Fair FX is urging Britons to investigate the documentation required when entering a destination and to be aware of any scams trying to persuade holidaymakers to purchase passenger locator forms.
If the country you are traveling to needs them, the documents are free, but the consumer watchdog Which one? previously caught with unscrupulous companies charging travelers as much as £75.
The investigation found that some scams appeared even higher in search engine results than on the official site.
Mr Strafford-Taylor said: “Entry requirements vary between destinations, and because the rules change so often there is room for confusion putting holidaymakers at risk of fraudsters.
“Always refer back to trusted and reputable sources such as government and embassy websites to verify your information.”
For accurate and up-to-date information on travel requirements and links to official forms, visit gov.uk and find your destination on the overseas travel advice page.
You can stay overnight at Wembley Stadium for £20 to watch the UEFA final [REVEALED]
The cheapest summer holiday destination for Brits [INSIGHT]
DEAL OF THE DAY: Hilton cuts 25% off hotel stays in UK and Europe [DEAL]
Covid vaccine passport scam
While proof of vaccination or a negative COVID-19 test result is a fairly common part of international travel in the post-pandemic world, it’s another thing that scammers have been quick to exploit.
When vaccine passports were initially introduced for travel, several email scams did the rounds inviting people to apply for a digital vaccine passport.
However, the NHS website it linked to was fake.
The Chartered Trading Standards Institute (CTSI) warned that these emails were a phishing ploy to extract people’s personal information and facilitate identity theft.
Katherine Hart, a senior official at CTSI, said last summer, when the scam was first discovered: “This is another example of unscrupulous fraudsters taking advantage of the pandemic to line their pockets.

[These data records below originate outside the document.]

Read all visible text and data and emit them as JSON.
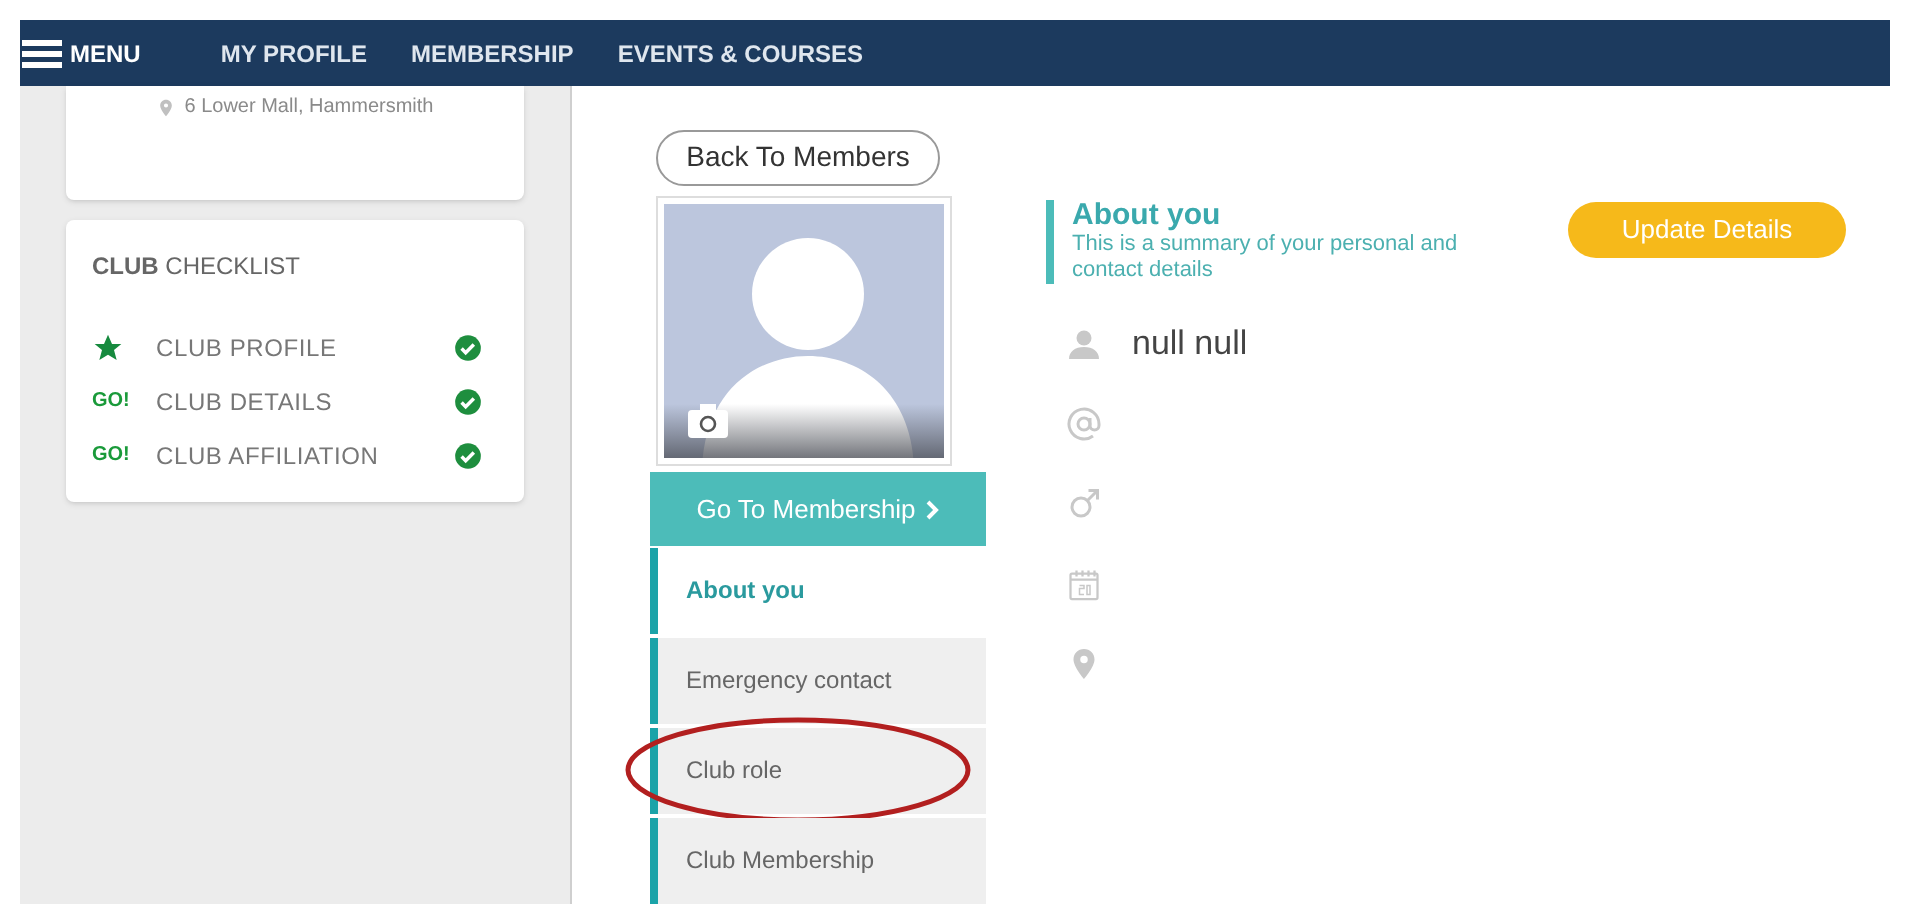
{
  "nav": {
    "menu_label": "MENU",
    "items": [
      "MY PROFILE",
      "MEMBERSHIP",
      "EVENTS & COURSES"
    ]
  },
  "club_card": {
    "address": "6 Lower Mall, Hammersmith"
  },
  "checklist": {
    "title": "**CLUB** CHECKLIST",
    "items": [
      {
        "kind": "star",
        "label": "CLUB PROFILE",
        "checked": true
      },
      {
        "kind": "go",
        "badge": "GO!",
        "label": "CLUB DETAILS",
        "checked": true
      },
      {
        "kind": "go",
        "badge": "GO!",
        "label": "CLUB AFFILIATION",
        "checked": true
      }
    ]
  },
  "back_button": "Back To Members",
  "membership_button": "Go To Membership",
  "sections": [
    {
      "label": "About you",
      "selected": true
    },
    {
      "label": "Emergency contact",
      "selected": false
    },
    {
      "label": "Club role",
      "selected": false,
      "circled": true
    },
    {
      "label": "Club Membership",
      "selected": false
    }
  ],
  "header": {
    "title": "About you",
    "subtitle": "This is a summary of your personal and contact details",
    "button": "Update Details"
  },
  "fields": [
    {
      "kind": "name",
      "value": "null null"
    },
    {
      "kind": "email"
    },
    {
      "kind": "gender"
    },
    {
      "kind": "birthday"
    },
    {
      "kind": "location"
    }
  ]
}
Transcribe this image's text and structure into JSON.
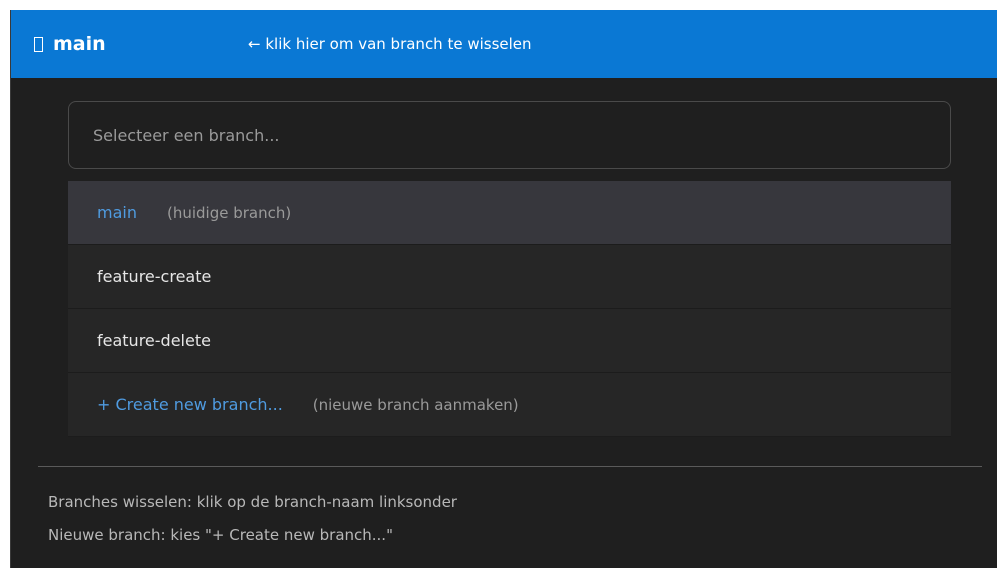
{
  "header": {
    "branch_icon": "branch-icon",
    "current_branch": "main",
    "hint": "← klik hier om van branch te wisselen",
    "accent_color": "#0a78d4"
  },
  "picker": {
    "placeholder": "Selecteer een branch...",
    "items": [
      {
        "label": "main",
        "note": "(huidige branch)",
        "current": true
      },
      {
        "label": "feature-create",
        "note": ""
      },
      {
        "label": "feature-delete",
        "note": ""
      },
      {
        "label": "+ Create new branch...",
        "note": "(nieuwe branch aanmaken)"
      }
    ]
  },
  "footer": {
    "line1": "Branches wisselen: klik op de branch-naam linksonder",
    "line2": "Nieuwe branch: kies \"+ Create new branch...\""
  }
}
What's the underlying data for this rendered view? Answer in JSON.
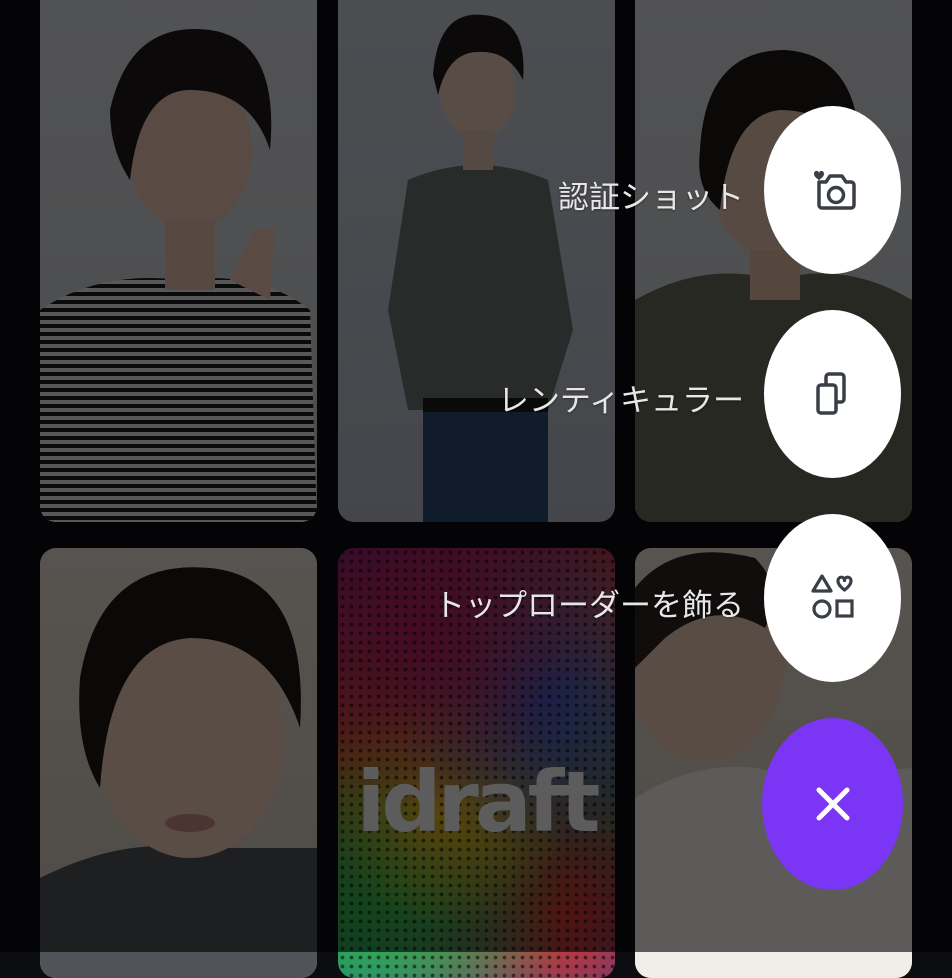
{
  "gallery": {
    "cards": [
      {
        "kind": "photo",
        "shirt": "striped"
      },
      {
        "kind": "photo",
        "shirt": "grey"
      },
      {
        "kind": "photo",
        "shirt": "olive"
      },
      {
        "kind": "photo",
        "shirt": "grey"
      },
      {
        "kind": "logo",
        "text": "idraft"
      },
      {
        "kind": "photo",
        "shirt": "white"
      }
    ]
  },
  "fab_menu": {
    "items": [
      {
        "label": "認証ショット",
        "icon": "camera-heart-icon"
      },
      {
        "label": "レンティキュラー",
        "icon": "lenticular-cards-icon"
      },
      {
        "label": "トップローダーを飾る",
        "icon": "shapes-icon"
      }
    ],
    "close_icon": "close-icon",
    "accent_color": "#7b35f5"
  }
}
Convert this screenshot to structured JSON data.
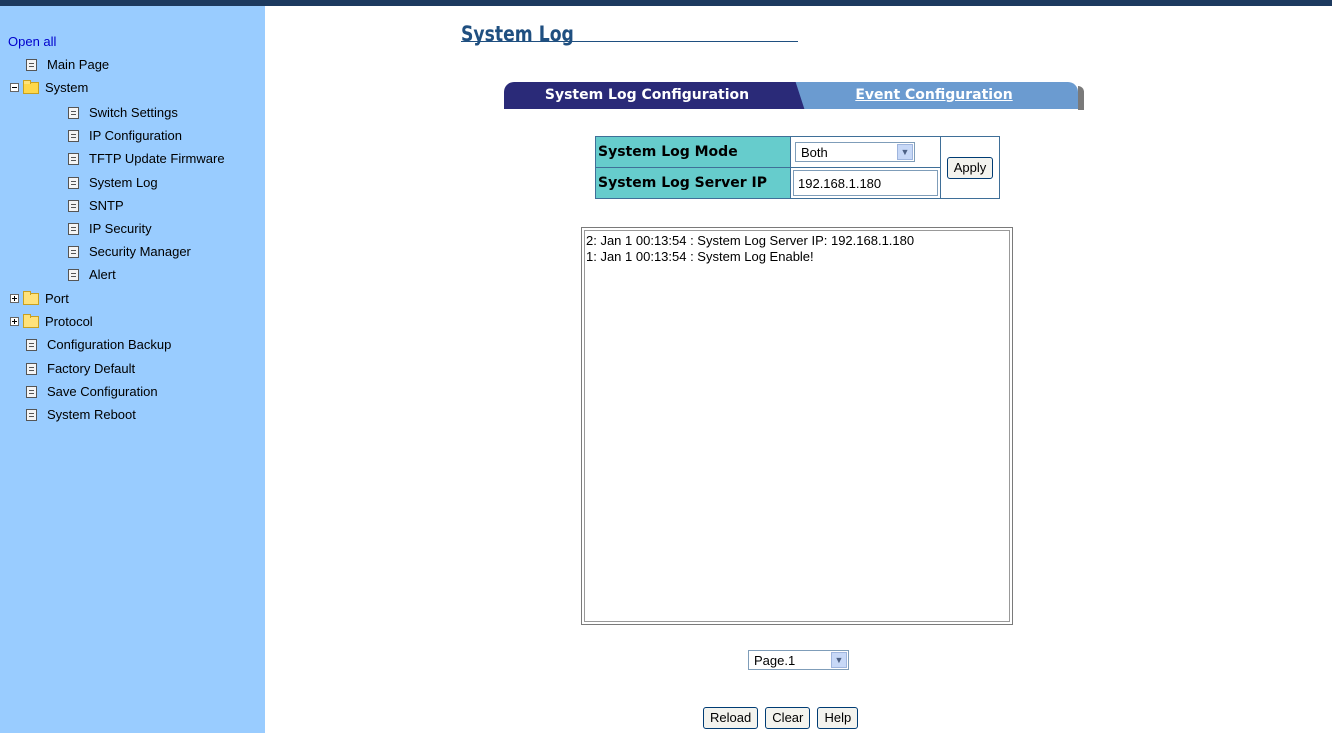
{
  "sidebar": {
    "open_all": "Open all",
    "items": [
      {
        "label": "Main Page"
      },
      {
        "label": "System"
      },
      {
        "label": "Switch Settings"
      },
      {
        "label": "IP Configuration"
      },
      {
        "label": "TFTP Update Firmware"
      },
      {
        "label": "System Log"
      },
      {
        "label": "SNTP"
      },
      {
        "label": "IP Security"
      },
      {
        "label": "Security Manager"
      },
      {
        "label": "Alert"
      },
      {
        "label": "Port"
      },
      {
        "label": "Protocol"
      },
      {
        "label": "Configuration Backup"
      },
      {
        "label": "Factory Default"
      },
      {
        "label": "Save Configuration"
      },
      {
        "label": "System Reboot"
      }
    ]
  },
  "main": {
    "title": "System Log",
    "tabs": [
      {
        "label": "System Log Configuration"
      },
      {
        "label": "Event Configuration"
      }
    ],
    "config": {
      "mode_label": "System Log Mode",
      "mode_value": "Both",
      "server_label": "System Log Server IP",
      "server_value": "192.168.1.180",
      "apply_label": "Apply"
    },
    "log_lines": [
      "2: Jan 1 00:13:54 : System Log Server IP: 192.168.1.180",
      "1: Jan 1 00:13:54 : System Log Enable!"
    ],
    "page_select": "Page.1",
    "buttons": {
      "reload": "Reload",
      "clear": "Clear",
      "help": "Help"
    }
  },
  "colors": {
    "sidebar_bg": "#99ccff",
    "tab_active": "#2a2a78",
    "tab_inactive": "#6b9bd0",
    "label_bg": "#66cccc",
    "title": "#1f4f80"
  }
}
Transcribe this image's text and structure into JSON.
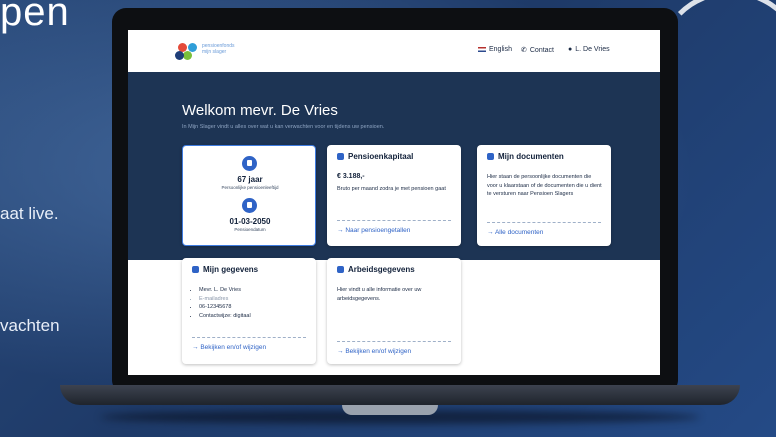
{
  "background": {
    "title_fragment": "pen",
    "line1": "aat live.",
    "line2": "vachten"
  },
  "header": {
    "logo_text_line1": "pensioenfonds",
    "logo_text_line2": "mijn slager",
    "lang": "English",
    "contact": "Contact",
    "user": "L. De Vries"
  },
  "hero": {
    "title": "Welkom mevr. De Vries",
    "subtitle": "In Mijn Slager vindt u alles over wat u kan verwachten voor en tijdens uw pensioen."
  },
  "age_card": {
    "age": "67 jaar",
    "age_label": "Persoonlijke pensioenleeftijd",
    "date": "01-03-2050",
    "date_label": "Pensioendatum"
  },
  "pensioen": {
    "title": "Pensioenkapitaal",
    "amount": "€ 3.188,-",
    "desc": "Bruto per maand zodra je met pensioen gaat",
    "link": "Naar pensioengetallen"
  },
  "documenten": {
    "title": "Mijn documenten",
    "desc": "Hier staan de persoonlijke documenten die voor u klaarstaan of de documenten die u dient te versturen naar Pensioen Slagers",
    "link": "Alle documenten"
  },
  "gegevens": {
    "title": "Mijn gegevens",
    "items": [
      "Mevr. L. De Vries",
      "E-mailadres",
      "06-12345678",
      "Contactwijze: digitaal"
    ],
    "link": "Bekijken en/of wijzigen"
  },
  "arbeid": {
    "title": "Arbeidsgegevens",
    "desc": "Hier vindt u alle informatie over uw arbeidsgegevens.",
    "link": "Bekijken en/of wijzigen"
  },
  "colors": {
    "navy": "#1d3454",
    "accent": "#2f63c6"
  }
}
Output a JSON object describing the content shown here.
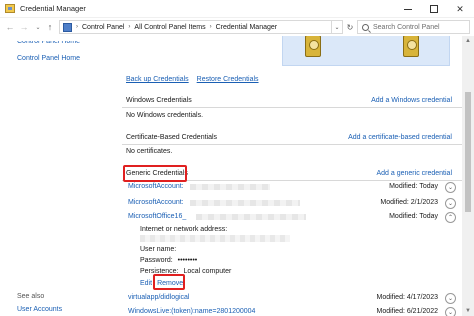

“We all hope that the summer will bring some fun after a period of unprecedented challenges for everyone, but scammers want to ruin that.
“It is vital that we not only avoid these scams, but report them to Action Fraud, or, if we are in Scotland, contact Police Scotland.”
Mr Strafford-Taylor added: “To avoid getting caught, never click on links in unsolicited emails.
“Check online to see if others have reported similar scams and if in doubt, don’t give out your personal information, especially credit or debit card information.”
If you believe you have received a phishing email, you should report it to the National Cyber Security Center at [email protected]